I sure love everything you said. My primary doc, who I don’t think is against my keto lifestyle, I just think he doesn’t see a lot of good results with other patients, even he says, “How do you feel?” When I tell him I’ve never felt better, he always says, “There’s no way I can argue with that.” Until you have experienced a blood sugar spike and drop you don’t know what an inconvenience it is. Every time I ate, I planned on not functioning for the next couple hours while my body recovered. My life revolved around it. I just figured diabetes was my curse and I had to live with it. I had no idea I could reverse it.
I haven’t had ONE single episode since Keto.


(Bacon by any other name would taste just as great.) #35

An easy substitute, though not as reliable an indicator, is a lipid panel. If his ratio of triglycerides to HDL gets below 2.0 (or 0.9, depending on where in the world you are), then his LDL will be of the healthy Pattern A, and his CAC will most likely remain stable or decline. And given a good trig/HDL ratio combined with a healthy HbA1C and low inflammatory markers, he can be pretty sure he has nothing to worry about.


(Tracy) #36

Paul, everything you said is exactly what a specialist told me when I was concerned about my cholesterol. He said the fact that my TRIG:HDL was 0.9, my NMR said I was pattern A, my A1C was great, and I even had low white blood cell count, all of this pointed to great health and to keep doing what I’m doing.


(Bacon by any other name would taste just as great.) #37

Hey, a doctor who knows what he’s doing! He’s a keeper, for sure! :+1:


(Robin) #38

Wow… that’s called the proof is in the pudding! (Made with cream cheese, cocoa powder, heaven whipping cream and stevia, of course.)


(Robin) #39

Agreed. We are watching those ratios as the real markers. Can you tell me what HbA1c is?


(Bacon by any other name would taste just as great.) #40

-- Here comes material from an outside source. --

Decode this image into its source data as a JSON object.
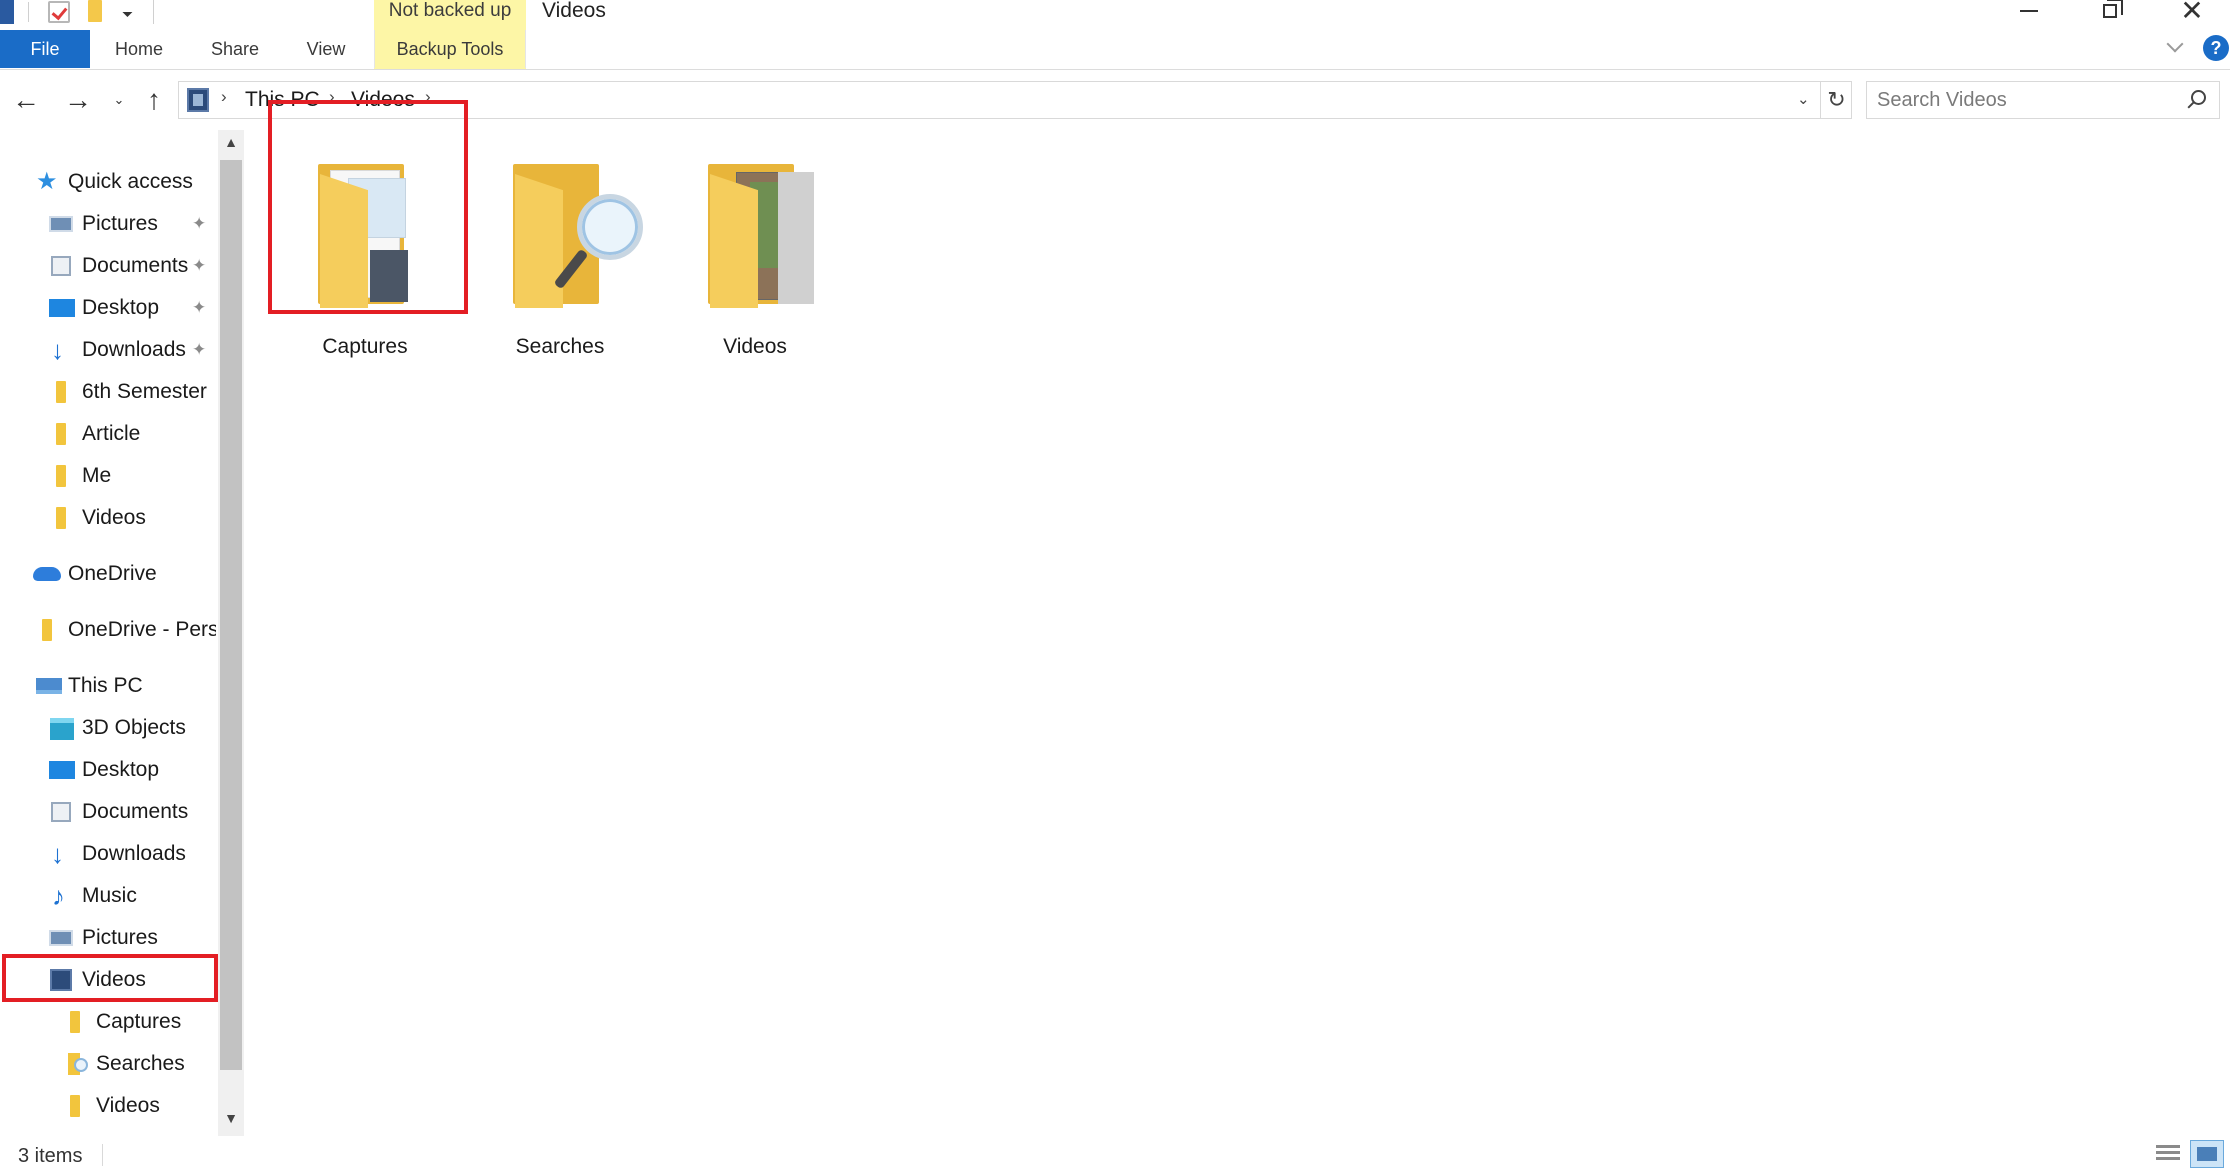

HbA1C is a measure of the amount of glycated haemoglobin in our red blood cells (erythrocytes). It indicates the amount of damage caused by circulating glucose in the bloodstream. The body has evolved to operate with a certain level of glycated haemoglobin (around 5.0 or so), but more than that indicates a problem of excessive serum glucose (usually from excessive intake of carbohydrate).

Because erythrocytes live for about 90 days, the HbA1C is useful as a sort of three-month rolling average of glucose levels. It’s not 100% perfect, but a good marker. (If your erythrocytes live longer than or less than 90 days on average, it can throw off the reading, and so can our level of hydration at the time the blood is drawn.) HbA1C of 5.5 or higher is one of the indicators of insulin resistance, if not outright Type II diabetes.